* _ENTRIES SHOWN_:

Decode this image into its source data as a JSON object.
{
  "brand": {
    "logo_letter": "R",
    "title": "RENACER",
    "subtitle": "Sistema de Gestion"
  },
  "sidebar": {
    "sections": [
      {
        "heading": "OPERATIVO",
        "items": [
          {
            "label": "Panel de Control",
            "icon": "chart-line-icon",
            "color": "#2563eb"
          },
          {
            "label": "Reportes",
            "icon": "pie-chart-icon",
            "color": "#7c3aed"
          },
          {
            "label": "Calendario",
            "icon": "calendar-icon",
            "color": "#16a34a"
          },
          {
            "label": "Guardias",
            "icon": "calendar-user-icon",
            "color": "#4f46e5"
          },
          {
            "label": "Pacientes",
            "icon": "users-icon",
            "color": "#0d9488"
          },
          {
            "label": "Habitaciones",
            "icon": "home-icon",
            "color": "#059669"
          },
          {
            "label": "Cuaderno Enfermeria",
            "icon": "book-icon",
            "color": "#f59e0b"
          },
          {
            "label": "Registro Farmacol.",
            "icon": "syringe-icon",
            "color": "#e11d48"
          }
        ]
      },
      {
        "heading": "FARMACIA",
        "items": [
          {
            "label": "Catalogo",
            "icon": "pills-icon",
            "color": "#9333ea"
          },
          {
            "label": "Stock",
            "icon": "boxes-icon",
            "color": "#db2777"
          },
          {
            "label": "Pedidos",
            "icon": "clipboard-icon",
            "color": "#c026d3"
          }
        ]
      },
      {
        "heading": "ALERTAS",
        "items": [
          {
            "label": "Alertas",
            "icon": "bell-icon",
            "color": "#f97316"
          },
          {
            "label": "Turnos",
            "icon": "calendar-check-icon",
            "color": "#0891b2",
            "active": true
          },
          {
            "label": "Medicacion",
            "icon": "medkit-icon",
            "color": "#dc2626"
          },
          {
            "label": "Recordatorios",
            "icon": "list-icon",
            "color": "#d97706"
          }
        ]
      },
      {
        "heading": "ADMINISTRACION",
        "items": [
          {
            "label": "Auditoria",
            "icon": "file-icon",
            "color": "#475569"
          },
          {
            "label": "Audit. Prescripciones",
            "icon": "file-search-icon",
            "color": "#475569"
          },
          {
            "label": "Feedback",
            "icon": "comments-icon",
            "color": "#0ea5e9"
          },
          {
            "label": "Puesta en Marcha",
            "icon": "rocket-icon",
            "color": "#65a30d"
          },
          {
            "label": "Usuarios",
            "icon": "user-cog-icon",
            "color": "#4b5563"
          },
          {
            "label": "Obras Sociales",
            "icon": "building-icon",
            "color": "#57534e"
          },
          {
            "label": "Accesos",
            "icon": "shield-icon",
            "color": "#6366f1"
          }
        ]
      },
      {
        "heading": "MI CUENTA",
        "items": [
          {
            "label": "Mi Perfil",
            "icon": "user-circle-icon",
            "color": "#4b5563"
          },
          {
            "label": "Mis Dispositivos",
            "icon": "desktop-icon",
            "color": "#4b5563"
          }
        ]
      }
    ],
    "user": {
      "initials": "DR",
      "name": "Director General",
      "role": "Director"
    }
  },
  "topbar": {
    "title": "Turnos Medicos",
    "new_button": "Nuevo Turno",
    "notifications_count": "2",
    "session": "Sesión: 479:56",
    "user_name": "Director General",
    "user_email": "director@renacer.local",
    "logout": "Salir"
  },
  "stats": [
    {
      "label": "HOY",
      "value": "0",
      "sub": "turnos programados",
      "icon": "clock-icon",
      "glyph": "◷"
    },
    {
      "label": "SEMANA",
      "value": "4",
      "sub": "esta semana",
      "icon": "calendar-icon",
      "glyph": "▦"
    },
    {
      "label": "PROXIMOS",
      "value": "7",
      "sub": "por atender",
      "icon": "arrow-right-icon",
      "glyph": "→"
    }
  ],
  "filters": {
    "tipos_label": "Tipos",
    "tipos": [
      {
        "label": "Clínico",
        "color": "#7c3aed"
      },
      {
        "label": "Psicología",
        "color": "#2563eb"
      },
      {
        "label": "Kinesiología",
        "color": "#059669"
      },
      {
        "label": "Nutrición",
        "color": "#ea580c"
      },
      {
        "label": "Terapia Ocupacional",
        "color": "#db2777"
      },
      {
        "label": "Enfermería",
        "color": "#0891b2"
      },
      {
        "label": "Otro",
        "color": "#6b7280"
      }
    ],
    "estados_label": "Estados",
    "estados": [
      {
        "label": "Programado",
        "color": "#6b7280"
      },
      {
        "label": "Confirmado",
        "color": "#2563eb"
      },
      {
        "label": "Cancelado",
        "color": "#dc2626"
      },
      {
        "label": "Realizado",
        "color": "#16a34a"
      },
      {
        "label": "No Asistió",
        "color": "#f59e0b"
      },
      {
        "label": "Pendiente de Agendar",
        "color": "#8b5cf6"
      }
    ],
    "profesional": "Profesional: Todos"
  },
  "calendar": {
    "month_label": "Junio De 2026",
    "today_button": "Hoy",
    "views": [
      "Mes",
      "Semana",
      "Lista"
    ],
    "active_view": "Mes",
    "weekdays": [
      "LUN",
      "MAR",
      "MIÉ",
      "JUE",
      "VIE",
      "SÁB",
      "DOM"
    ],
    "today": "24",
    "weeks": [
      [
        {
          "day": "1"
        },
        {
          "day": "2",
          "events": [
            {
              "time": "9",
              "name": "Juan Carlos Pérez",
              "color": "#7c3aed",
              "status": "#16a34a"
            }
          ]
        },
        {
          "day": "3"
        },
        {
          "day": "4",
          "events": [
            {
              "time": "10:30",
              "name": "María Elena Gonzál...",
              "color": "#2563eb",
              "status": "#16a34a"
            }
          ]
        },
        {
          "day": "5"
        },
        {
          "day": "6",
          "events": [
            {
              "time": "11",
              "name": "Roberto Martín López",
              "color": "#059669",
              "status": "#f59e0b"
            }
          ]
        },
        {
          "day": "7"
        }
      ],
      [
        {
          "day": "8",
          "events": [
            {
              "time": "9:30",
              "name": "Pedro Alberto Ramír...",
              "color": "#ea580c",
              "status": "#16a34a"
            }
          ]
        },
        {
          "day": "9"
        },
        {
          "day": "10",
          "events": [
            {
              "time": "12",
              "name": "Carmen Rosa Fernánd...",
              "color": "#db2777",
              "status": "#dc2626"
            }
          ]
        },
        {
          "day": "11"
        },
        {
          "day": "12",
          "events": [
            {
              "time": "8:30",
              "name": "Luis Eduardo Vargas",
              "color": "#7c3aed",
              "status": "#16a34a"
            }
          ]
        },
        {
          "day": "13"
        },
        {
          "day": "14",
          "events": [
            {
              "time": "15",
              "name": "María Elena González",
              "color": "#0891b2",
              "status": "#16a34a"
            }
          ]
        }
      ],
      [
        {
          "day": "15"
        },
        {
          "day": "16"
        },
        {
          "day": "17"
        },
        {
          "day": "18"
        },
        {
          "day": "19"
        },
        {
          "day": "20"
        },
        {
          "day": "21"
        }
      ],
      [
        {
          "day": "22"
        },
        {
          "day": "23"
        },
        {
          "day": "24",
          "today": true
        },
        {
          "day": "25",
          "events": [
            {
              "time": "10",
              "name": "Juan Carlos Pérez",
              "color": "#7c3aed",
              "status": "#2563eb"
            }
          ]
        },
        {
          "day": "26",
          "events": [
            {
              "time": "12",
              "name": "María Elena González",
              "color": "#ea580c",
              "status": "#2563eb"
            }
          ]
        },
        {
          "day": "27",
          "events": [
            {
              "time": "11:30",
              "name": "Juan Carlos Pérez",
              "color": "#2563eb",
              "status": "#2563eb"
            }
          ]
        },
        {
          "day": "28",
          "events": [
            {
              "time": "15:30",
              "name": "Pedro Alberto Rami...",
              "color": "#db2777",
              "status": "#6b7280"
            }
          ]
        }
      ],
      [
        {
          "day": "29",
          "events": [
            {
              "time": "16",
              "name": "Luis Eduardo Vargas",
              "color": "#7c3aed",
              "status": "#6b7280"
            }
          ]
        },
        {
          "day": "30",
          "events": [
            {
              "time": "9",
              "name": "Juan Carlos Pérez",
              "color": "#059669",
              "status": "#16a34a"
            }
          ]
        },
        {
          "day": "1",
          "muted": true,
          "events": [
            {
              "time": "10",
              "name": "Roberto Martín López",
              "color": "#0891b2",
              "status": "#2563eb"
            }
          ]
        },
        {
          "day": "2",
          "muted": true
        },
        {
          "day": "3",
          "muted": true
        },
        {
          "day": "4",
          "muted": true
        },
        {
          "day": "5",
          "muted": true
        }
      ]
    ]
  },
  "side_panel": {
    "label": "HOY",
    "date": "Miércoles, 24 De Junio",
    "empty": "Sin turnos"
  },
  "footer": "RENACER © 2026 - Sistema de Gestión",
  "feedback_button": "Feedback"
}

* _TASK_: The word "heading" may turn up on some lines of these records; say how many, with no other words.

* _RESULT FOR THIS EXERCISE_: 5